Victorian kids will get the mental health support they need, at no cost – with three new hubs now open to support children and families when they need it most.
Victorian Minister for Mental Health Ingrid Stitt and Federal Assistant Minister for Mental Health and Suicide Prevention Emma McBride today officially opened the three new Children’s Health and Wellbeing Locals – forming part of the national network of Head to Health Kids services being delivered across Australia.
Delivered by both the Allan and Albanese Labor Governments – the new services are located in Sunshine, Bendigo and Cranbourne – providing specialist support for children aged 0-11 years and their families, free of charge and with no referral required.
Delivering on key recommendations of the Royal Commission into Victoria’s Mental Health System and the National Children’s Mental Health and Wellbeing Strategy – the Locals respond to the need for a renewed focus on early intervention and age-appropriate care to meet development and mental health challenges in younger children.
Support includes specialist medical and allied health services for children who are experiencing developmental, behavioural and emotional challenges, including paediatricians, psychologists, and speech pathologists all under one roof.
Focused on strengthening support for parents, the Locals will also deliver family services, group parenting programs and culturally safe wrap around services.
Designed in consultation with local communities, people with lived experience as well as local service providers, including Aboriginal Controlled Community Organisations, the service offerings are tailored to local needs and build on existing services and capacity.
It is estimated that approximately 400 children and their families will utilise each of the three services each year as the services scale up.
The Sunshine Local is operated by IPC Health, while the Bendigo service is led by Bendigo Community Health and the Cranbourne service by Monash Health.
In a partnership formalised through the Bilateral Agreement on Mental Health and Suicide Prevention, the Victorian and Australian Governments agreed to co-fund the three hubs to improve multidisciplinary care for infants, children and families.
The Commonwealth has provided $22.3 million in funding to support the establishment and operation of the Victorian hubs – part of what will be a national network of Head to Health Kids Hubs.
The Victorian Budget 2021/2022 provided more than $41 million over four years and $13 million ongoing to establish and deliver the three Child Locals.
Since the Victorian Royal Commission handed down its final report, the Victorian Government has made significant progress, with work underway to implement more than 90 per cent of recommendations and more than $6 billion invested in the system over the past three years – the largest investment in mental health in the state’s history.

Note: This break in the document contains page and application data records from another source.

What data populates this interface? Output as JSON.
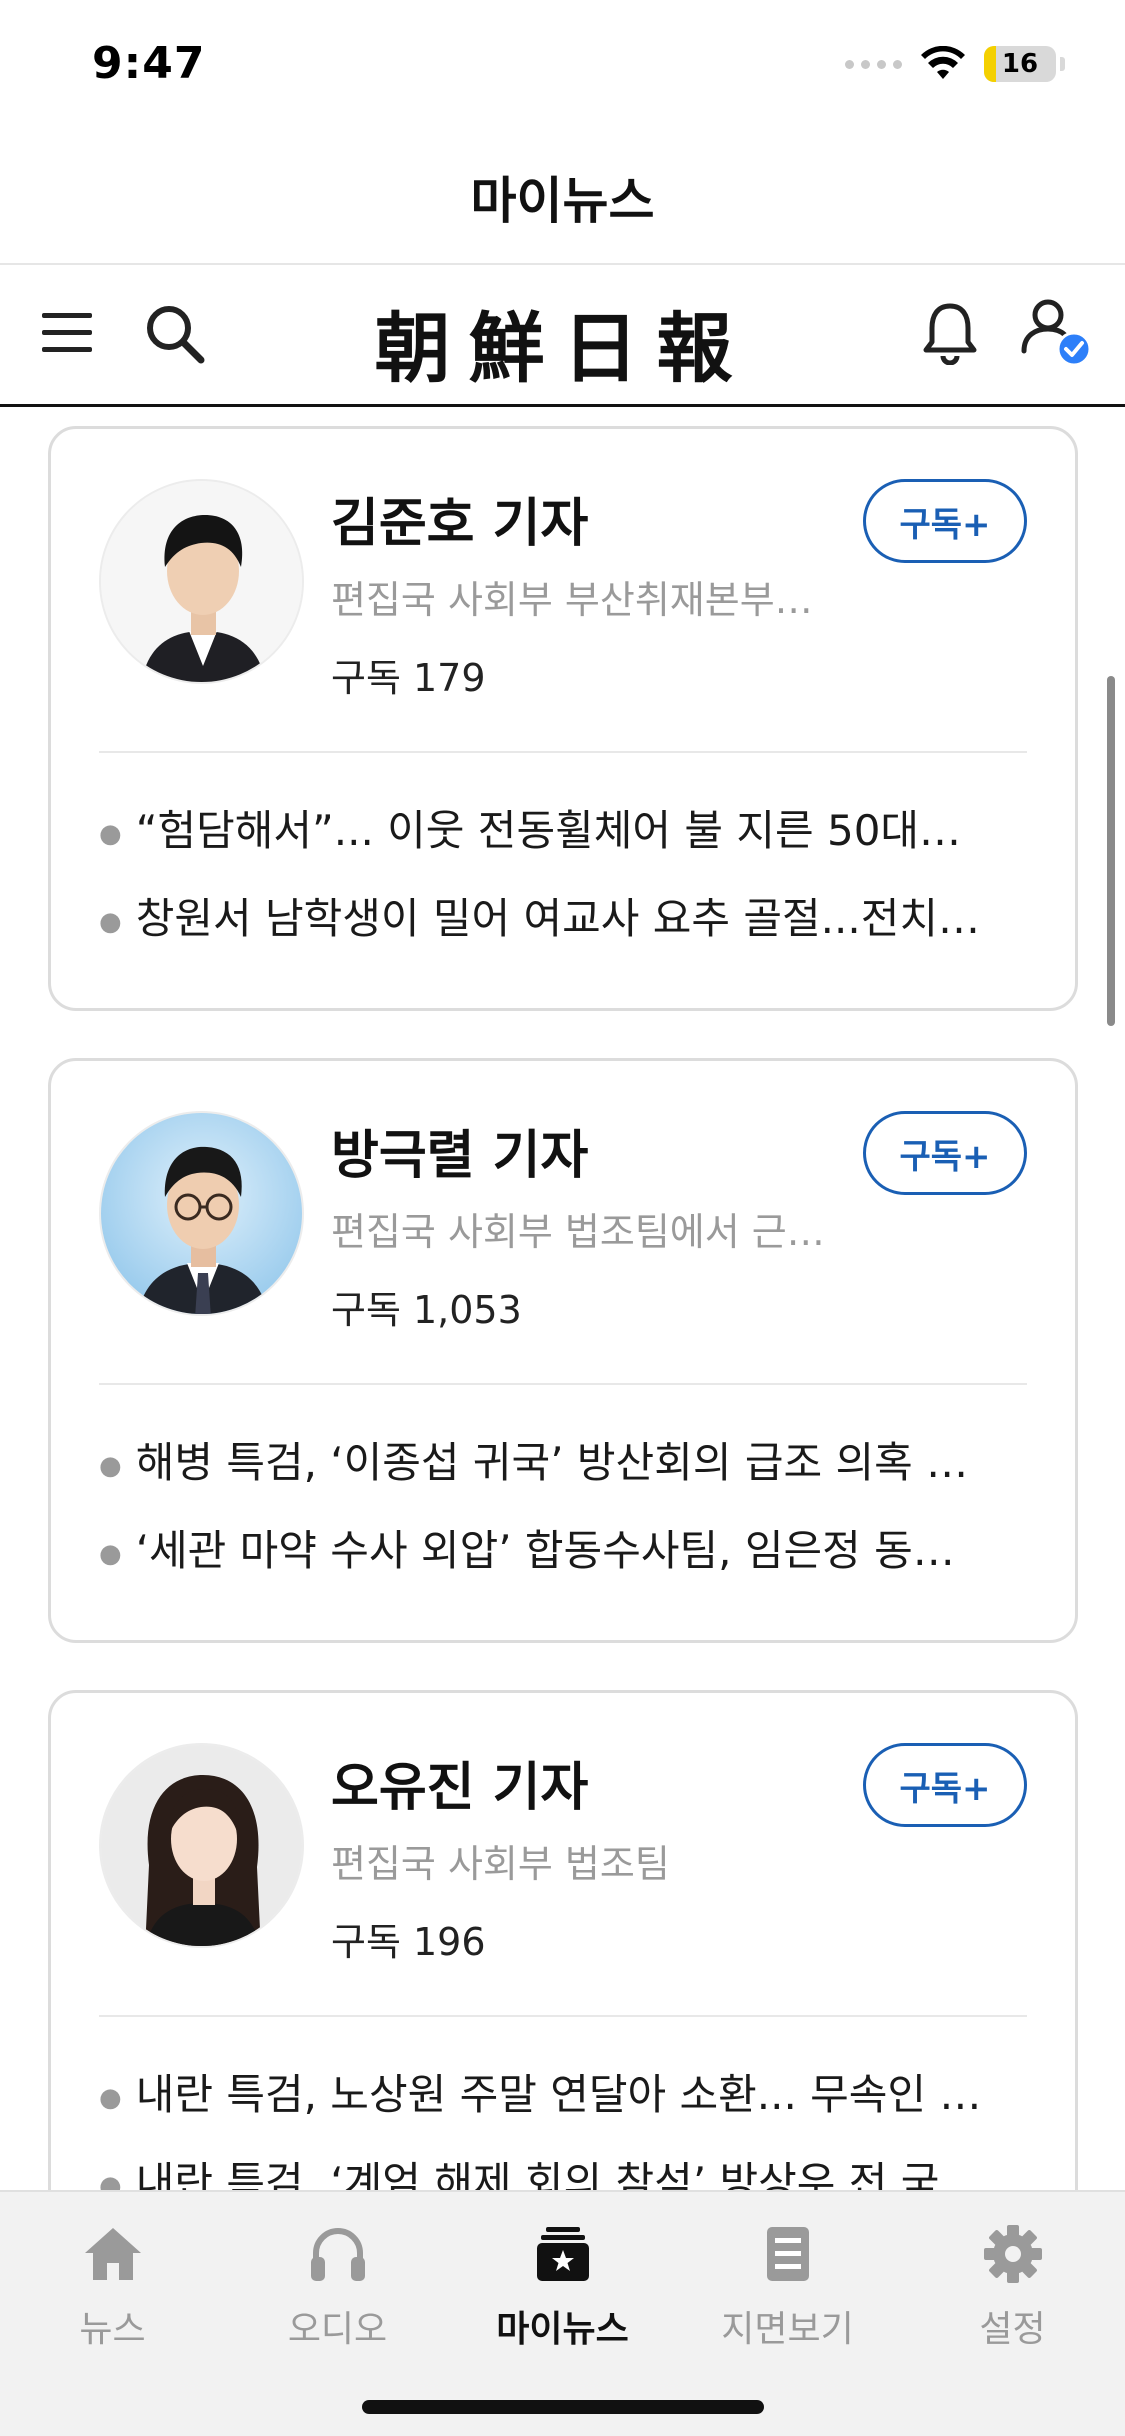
{
  "status_bar": {
    "time": "9:47",
    "battery": "16",
    "battery_level": 0.16
  },
  "page": {
    "title": "마이뉴스"
  },
  "masthead": {
    "title": "朝鮮日報"
  },
  "icons": {
    "menu": "menu-icon",
    "search": "search-icon",
    "bell": "bell-icon",
    "profile": "profile-check-icon"
  },
  "colors": {
    "accent": "#1a5fb4",
    "muted": "#9a9a9a",
    "card_border": "#dcdcdc"
  },
  "reporters": [
    {
      "name": "김준호 기자",
      "dept": "편집국 사회부 부산취재본부…",
      "subscribers": "구독 179",
      "subscribe_label": "구독+",
      "articles": [
        "“험담해서”... 이웃 전동휠체어 불 지른 50대…",
        "창원서 남학생이 밀어 여교사 요추 골절...전치…"
      ]
    },
    {
      "name": "방극렬 기자",
      "dept": "편집국 사회부 법조팀에서 근…",
      "subscribers": "구독 1,053",
      "subscribe_label": "구독+",
      "articles": [
        "해병 특검, ‘이종섭 귀국’ 방산회의 급조 의혹 …",
        "‘세관 마약 수사 외압’ 합동수사팀, 임은정 동…"
      ]
    },
    {
      "name": "오유진 기자",
      "dept": "편집국 사회부 법조팀",
      "subscribers": "구독 196",
      "subscribe_label": "구독+",
      "articles": [
        "내란 특검, 노상원 주말 연달아 소환... 무속인 …",
        "내란 특검, ‘계엄 해제 회의 참석’ 방상우 전 국…"
      ]
    }
  ],
  "tabs": [
    {
      "label": "뉴스",
      "icon": "home-icon",
      "active": false
    },
    {
      "label": "오디오",
      "icon": "headphones-icon",
      "active": false
    },
    {
      "label": "마이뉴스",
      "icon": "my-news-star-icon",
      "active": true
    },
    {
      "label": "지면보기",
      "icon": "newspaper-icon",
      "active": false
    },
    {
      "label": "설정",
      "icon": "gear-icon",
      "active": false
    }
  ]
}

Quotes attributable to Victorian Minister for Mental Health Ingrid Stitt
“For too long families have struggled to access age-appropriate mental health and wellbeing services – these new Locals will ensure more children are given the support they need to help them thrive.”
“Backing our youngest Victorians is critical, but so is supporting their parents – we know how tough it can be to juggle everyday life, especially when a child is struggling, which is why this under-one-roof model is so important.”
“We have made record investments in our mental health system, ensuring Victorians get the care they need and deserve – this partnership with the Commonwealth further bolsters our continued work to rebuild our system.”
Quotes attributable to Federal Assistant Minister for Mental Health and Suicide Prevention Emma McBride
“It is crucial governments work together to support children and their families to access wellbeing and mental health support.
“Head to Health Kids Hubs fill a gap for families and young children with mental health and wellbeing challenges.
“Head to Health Kids Hubs offer highly trained and multidisciplinary teams; all working together to support children aged 0-11 years and their families.
“These three hubs are the first of 16 to be delivered under the National Mental Health and Suicide Prevention Agreement and I look forward to working with other jurisdictions as we get more services open and supporting local communities.”